This site is the compilation of my learning from my own journey and from my research.

Here’s a post that I wrote about: The Whole of Life Change Anniversary

Here’s where I write about What it’s Really Like to Live With Fibromyalgia

Here’s a recent post of what other bloggers and I have found to help with fighting Fibromyalgia: What Works: A Roundup

I am trying to come to terms with the idea that this could be a progressive illness. I cannot give up that nugget of hope that I will find some measure of relief one day.

Welcome to the continuation of my journey.

2014, Some Resolutions & Thank You

2014 has been an amazing year of truly terrifying highs and some dips.

On paper, it sounds like a magical year – in practice, with the fibromyalgia and chronic fatigue, it’s been tough.

The sort of tough that pays off.

I married the love of my life, met the joy of my life (my baby), made huge strides in my lifelong journey of self discovery, progressed in my career (amazingly) and made some (mostly mental) breakthroughs with my health.

There were some spectacularly hard moments, but man have I been happy.

As I look forward to 2015 and make a list of hopes and dreams I have been reflecting on everything in my life.
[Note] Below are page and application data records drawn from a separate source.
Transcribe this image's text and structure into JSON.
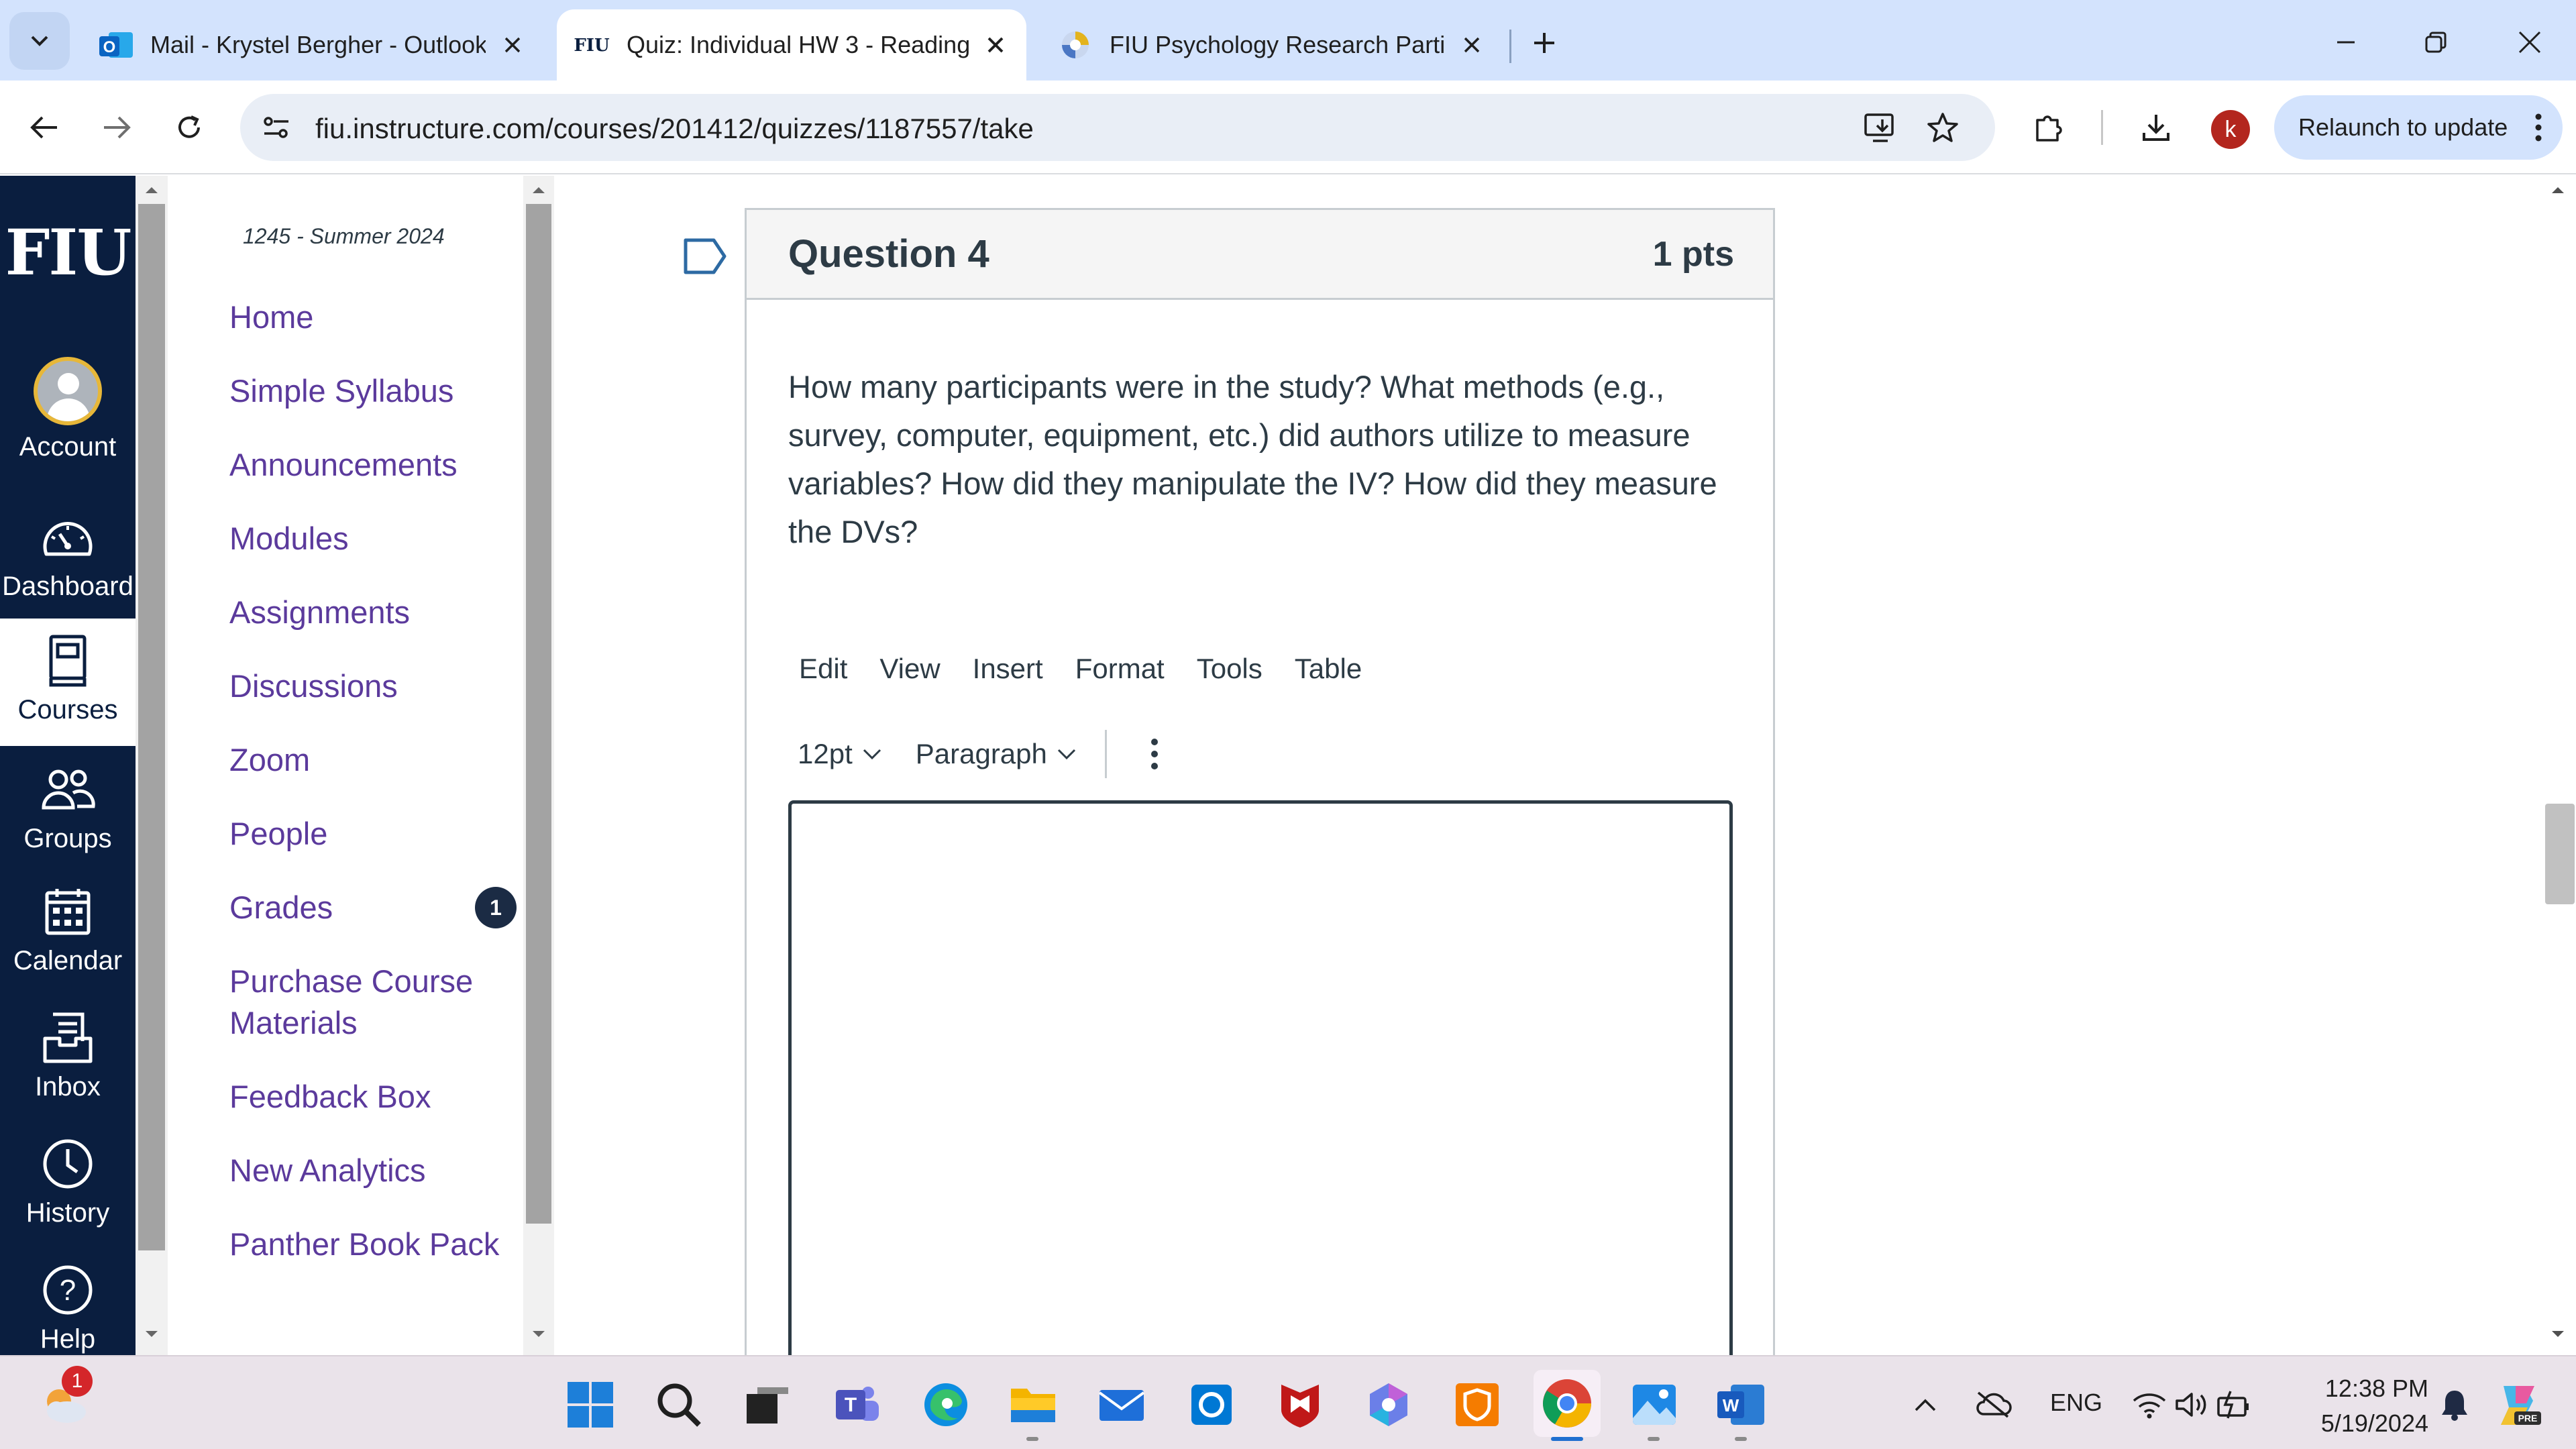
{
  "browser": {
    "tabs": [
      {
        "title": "Mail - Krystel Bergher - Outlook",
        "favicon": "outlook-icon",
        "active": false
      },
      {
        "title": "Quiz: Individual HW 3 - Reading",
        "favicon": "fiu-icon",
        "favicon_text": "FIU",
        "active": true
      },
      {
        "title": "FIU Psychology Research Partici",
        "favicon": "sona-icon",
        "active": false
      }
    ],
    "url": "fiu.instructure.com/courses/201412/quizzes/1187557/take",
    "profile_initial": "k",
    "relaunch_label": "Relaunch to update",
    "colors": {
      "tabstrip": "#d3e3fd",
      "omnibox": "#e9eef6",
      "profile": "#b3261e"
    }
  },
  "global_nav": {
    "logo": "FIU",
    "items": [
      {
        "label": "Account",
        "icon": "account-avatar-icon"
      },
      {
        "label": "Dashboard",
        "icon": "dashboard-gauge-icon"
      },
      {
        "label": "Courses",
        "icon": "courses-book-icon",
        "active": true
      },
      {
        "label": "Groups",
        "icon": "groups-icon"
      },
      {
        "label": "Calendar",
        "icon": "calendar-icon"
      },
      {
        "label": "Inbox",
        "icon": "inbox-icon"
      },
      {
        "label": "History",
        "icon": "history-clock-icon"
      },
      {
        "label": "Help",
        "icon": "help-question-icon"
      }
    ],
    "colors": {
      "background": "#0a1e3f",
      "active_background": "#ffffff"
    }
  },
  "course_nav": {
    "term": "1245 - Summer 2024",
    "items": [
      {
        "label": "Home"
      },
      {
        "label": "Simple Syllabus"
      },
      {
        "label": "Announcements"
      },
      {
        "label": "Modules"
      },
      {
        "label": "Assignments"
      },
      {
        "label": "Discussions"
      },
      {
        "label": "Zoom"
      },
      {
        "label": "People"
      },
      {
        "label": "Grades",
        "badge": "1"
      },
      {
        "label": "Purchase Course Materials"
      },
      {
        "label": "Feedback Box"
      },
      {
        "label": "New Analytics"
      },
      {
        "label": "Panther Book Pack"
      }
    ],
    "link_color": "#5b3a9c"
  },
  "question": {
    "name": "Question 4",
    "points": "1 pts",
    "text": "How many participants were in the study? What methods (e.g., survey, computer, equipment, etc.) did authors utilize to measure variables? How did they manipulate the IV? How did they measure the DVs?",
    "editor": {
      "menu": [
        "Edit",
        "View",
        "Insert",
        "Format",
        "Tools",
        "Table"
      ],
      "font_size": "12pt",
      "block_format": "Paragraph",
      "content": ""
    }
  },
  "taskbar": {
    "weather_badge": "1",
    "apps": [
      "windows-start-icon",
      "search-icon",
      "task-view-icon",
      "teams-icon",
      "edge-icon",
      "file-explorer-icon",
      "mail-icon",
      "cortana-icon",
      "mcafee-icon",
      "copilot-icon",
      "security-shield-icon",
      "chrome-icon",
      "photos-icon",
      "word-icon"
    ],
    "language": "ENG",
    "time": "12:38 PM",
    "date": "5/19/2024"
  }
}
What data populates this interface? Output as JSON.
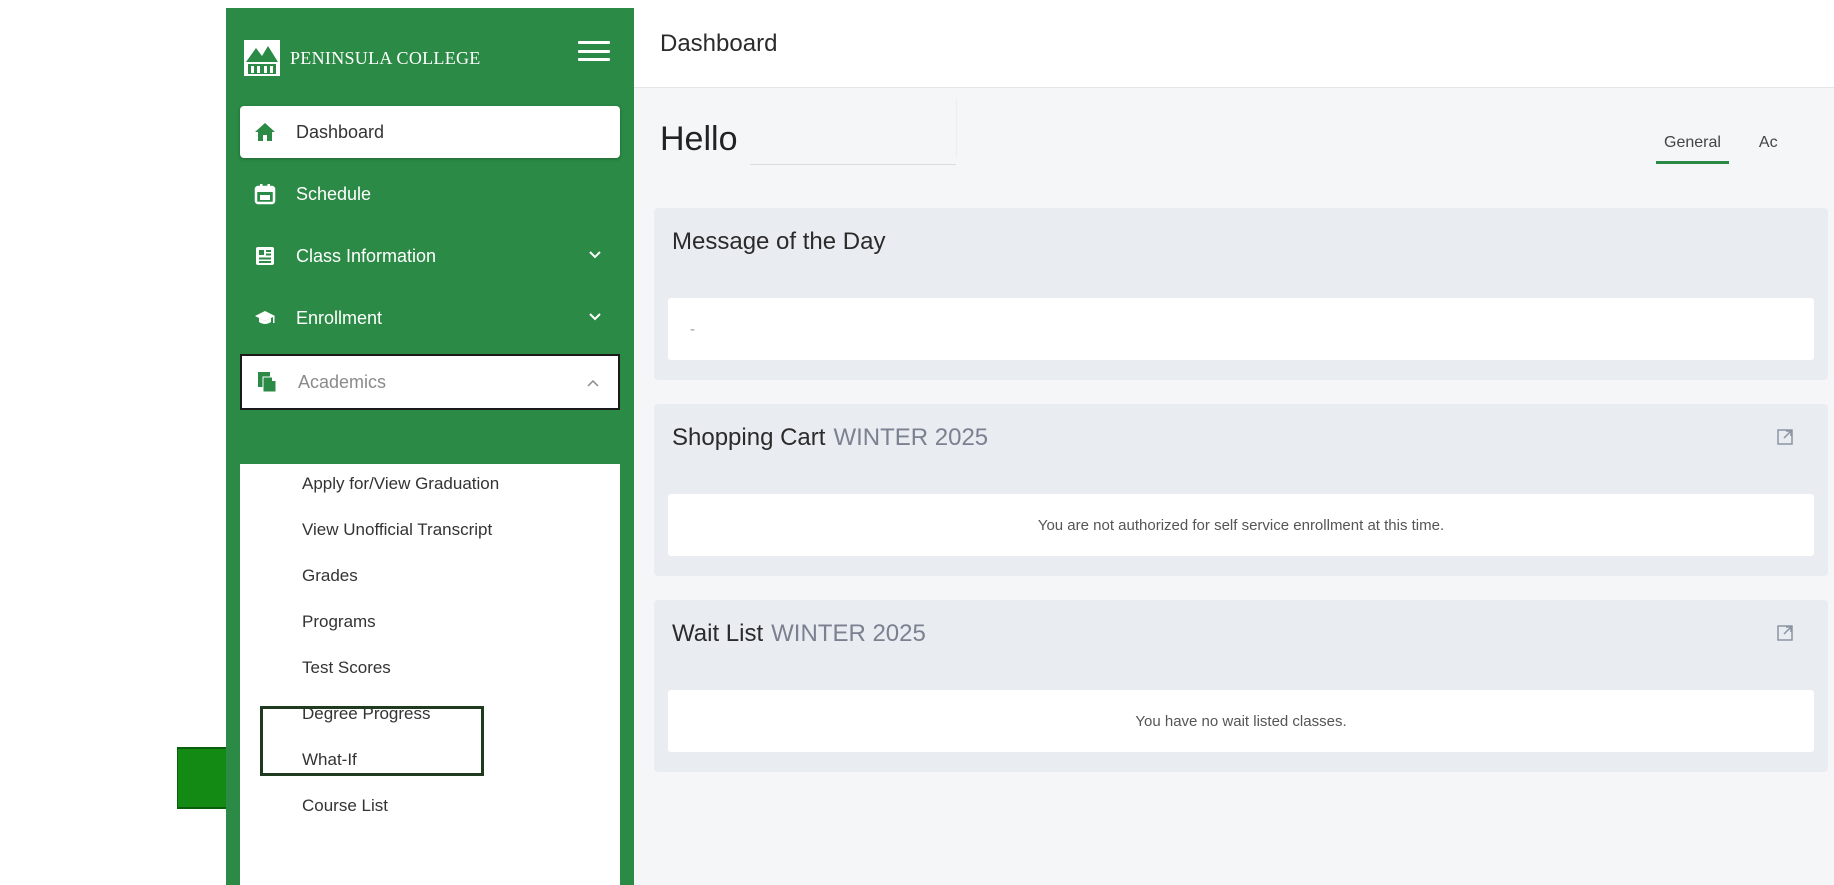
{
  "brand": {
    "name": "PENINSULA COLLEGE",
    "color": "#2b8a45"
  },
  "sidebar": {
    "items": [
      {
        "label": "Dashboard",
        "icon": "home-icon",
        "state": "active"
      },
      {
        "label": "Schedule",
        "icon": "calendar-icon"
      },
      {
        "label": "Class Information",
        "icon": "class-info-icon",
        "chevron": "chevron-down-icon"
      },
      {
        "label": "Enrollment",
        "icon": "graduation-cap-icon",
        "chevron": "chevron-down-icon"
      },
      {
        "label": "Academics",
        "icon": "documents-icon",
        "chevron": "chevron-up-icon",
        "state": "expanded"
      }
    ],
    "academics_submenu": [
      "Apply for/View Graduation",
      "View Unofficial Transcript",
      "Grades",
      "Programs",
      "Test Scores",
      "Degree Progress",
      "What-If",
      "Course List"
    ]
  },
  "header": {
    "title": "Dashboard"
  },
  "greeting": "Hello",
  "tabs": [
    {
      "label": "General",
      "active": true
    },
    {
      "label": "Ac"
    }
  ],
  "cards": {
    "message_of_day": {
      "title": "Message of the Day",
      "body": "-"
    },
    "shopping_cart": {
      "title": "Shopping Cart",
      "term": "WINTER 2025",
      "body": "You are not authorized for self service enrollment at this time."
    },
    "wait_list": {
      "title": "Wait List",
      "term": "WINTER 2025",
      "body": "You have no wait listed classes."
    }
  },
  "annotation": {
    "arrow_color": "#138a13",
    "highlighted_item": "Degree Progress"
  }
}
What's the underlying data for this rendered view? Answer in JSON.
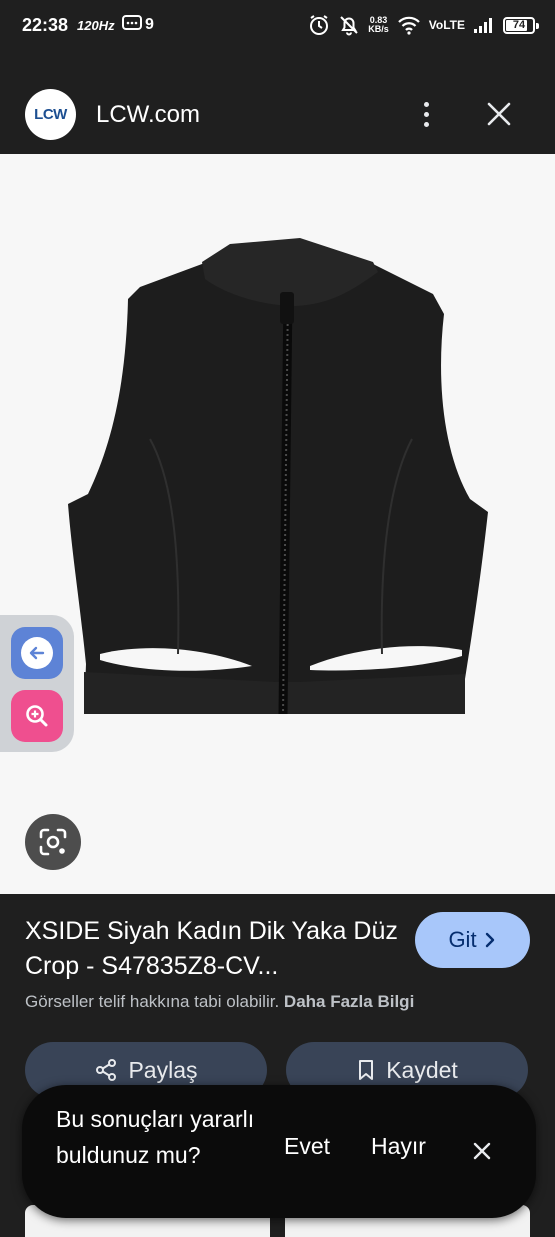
{
  "status_bar": {
    "time": "22:38",
    "refresh_rate": "120Hz",
    "message_count": "9",
    "speed_value": "0.83",
    "speed_unit": "KB/s",
    "network": "VoLTE",
    "battery": "74"
  },
  "header": {
    "logo_text": "LCW",
    "site_name": "LCW.com"
  },
  "product": {
    "title": "XSIDE Siyah Kadın Dik Yaka Düz Crop - S47835Z8-CV...",
    "visit_label": "Git",
    "copyright_text": "Görseller telif hakkına tabi olabilir.",
    "more_info": "Daha Fazla Bilgi",
    "share_label": "Paylaş",
    "save_label": "Kaydet"
  },
  "feedback": {
    "question": "Bu sonuçları yararlı buldunuz mu?",
    "yes": "Evet",
    "no": "Hayır"
  },
  "colors": {
    "background": "#1f1f1f",
    "accent": "#a8c7fa",
    "action_button": "#394457",
    "back_tool": "#5d83d6",
    "zoom_tool": "#ef4f8f"
  }
}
I have been seeing the silver linings and taking the time to appreciate them.

My hope for 2015 is that I continue to grow, love and strive to succeed.
My goals are:
*to learn something
*to keep experimenting with my health
*to enjoy my husband and baby
*to arrange my business/work so that I maintain my work/life balance and have enough energy to be the mama I want to be

Pretty simple!

I also hope to keep writing this blog, I hope it helps people. My little dream is to produce an ebook of tips and encouragements for mamas journeying with fibro/chronic fatigue/related illness.

Thank you for reading. Thank you to everyone who shared comments. It’s so nice to connect with others who are in the fight.

Melissa x